▶ [SUPPLIED DATA]
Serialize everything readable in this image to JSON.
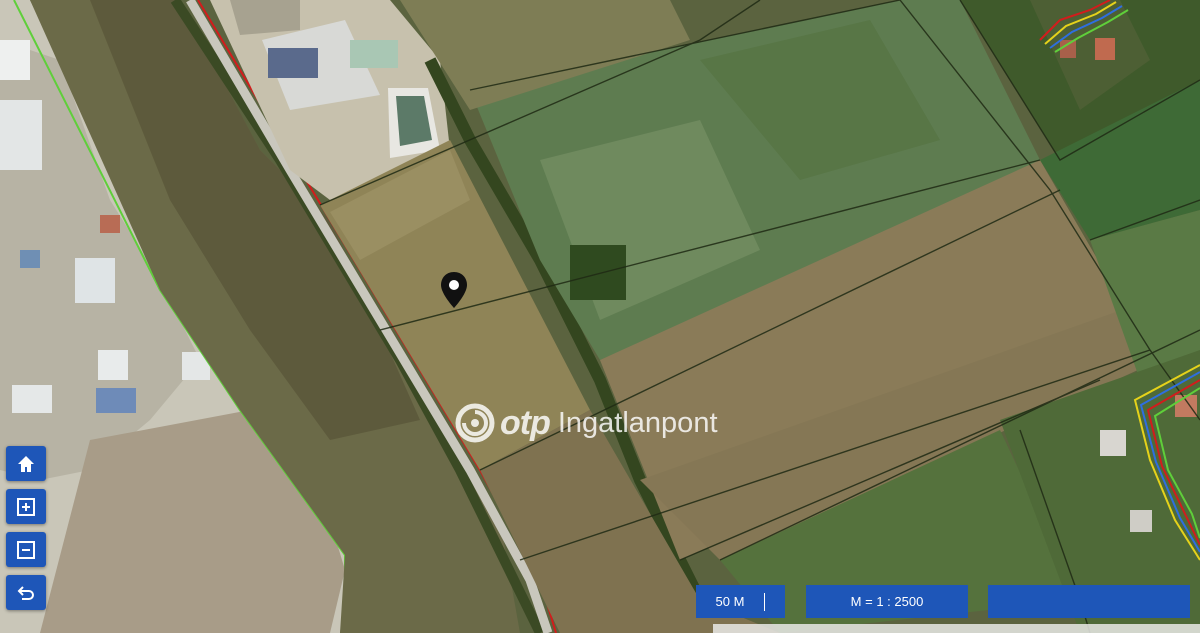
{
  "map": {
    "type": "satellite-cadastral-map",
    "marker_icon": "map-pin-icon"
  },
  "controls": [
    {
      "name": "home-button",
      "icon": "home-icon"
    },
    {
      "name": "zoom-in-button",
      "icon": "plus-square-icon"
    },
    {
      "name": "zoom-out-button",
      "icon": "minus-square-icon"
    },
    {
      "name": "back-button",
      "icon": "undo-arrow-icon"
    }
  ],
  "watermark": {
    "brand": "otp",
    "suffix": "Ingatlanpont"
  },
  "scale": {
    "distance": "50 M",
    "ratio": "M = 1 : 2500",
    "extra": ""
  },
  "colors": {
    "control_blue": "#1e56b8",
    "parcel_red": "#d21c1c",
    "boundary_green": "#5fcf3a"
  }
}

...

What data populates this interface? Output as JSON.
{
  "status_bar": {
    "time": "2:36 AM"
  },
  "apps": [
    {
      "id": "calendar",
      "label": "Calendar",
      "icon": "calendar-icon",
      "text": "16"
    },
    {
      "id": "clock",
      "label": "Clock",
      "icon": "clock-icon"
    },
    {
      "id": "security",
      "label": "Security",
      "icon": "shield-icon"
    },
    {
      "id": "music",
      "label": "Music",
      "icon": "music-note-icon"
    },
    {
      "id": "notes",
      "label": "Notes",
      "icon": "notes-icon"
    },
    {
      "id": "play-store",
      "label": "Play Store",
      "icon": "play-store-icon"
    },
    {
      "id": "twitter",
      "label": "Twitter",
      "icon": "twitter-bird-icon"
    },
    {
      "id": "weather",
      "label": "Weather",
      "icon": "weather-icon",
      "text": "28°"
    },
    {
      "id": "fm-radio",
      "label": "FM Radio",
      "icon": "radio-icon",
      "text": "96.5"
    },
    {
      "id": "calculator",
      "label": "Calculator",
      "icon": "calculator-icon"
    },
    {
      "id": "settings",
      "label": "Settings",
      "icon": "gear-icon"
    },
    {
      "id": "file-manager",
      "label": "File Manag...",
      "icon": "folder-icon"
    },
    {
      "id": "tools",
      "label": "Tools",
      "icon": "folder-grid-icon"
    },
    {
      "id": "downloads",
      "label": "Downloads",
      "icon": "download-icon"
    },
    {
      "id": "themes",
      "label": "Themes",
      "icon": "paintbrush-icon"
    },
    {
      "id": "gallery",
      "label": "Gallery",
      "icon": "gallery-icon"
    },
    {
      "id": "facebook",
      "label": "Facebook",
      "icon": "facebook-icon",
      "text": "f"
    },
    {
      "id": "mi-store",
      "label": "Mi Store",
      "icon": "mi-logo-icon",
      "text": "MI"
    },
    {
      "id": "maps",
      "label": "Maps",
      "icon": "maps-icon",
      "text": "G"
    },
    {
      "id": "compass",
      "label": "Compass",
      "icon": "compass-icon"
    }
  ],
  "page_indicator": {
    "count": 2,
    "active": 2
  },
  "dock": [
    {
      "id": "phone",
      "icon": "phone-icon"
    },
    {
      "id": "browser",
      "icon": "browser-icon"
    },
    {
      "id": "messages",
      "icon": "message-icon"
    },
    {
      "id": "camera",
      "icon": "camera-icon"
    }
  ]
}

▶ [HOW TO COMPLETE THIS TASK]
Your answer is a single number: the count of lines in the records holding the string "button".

▶ [WRITTEN SOLUTION]
4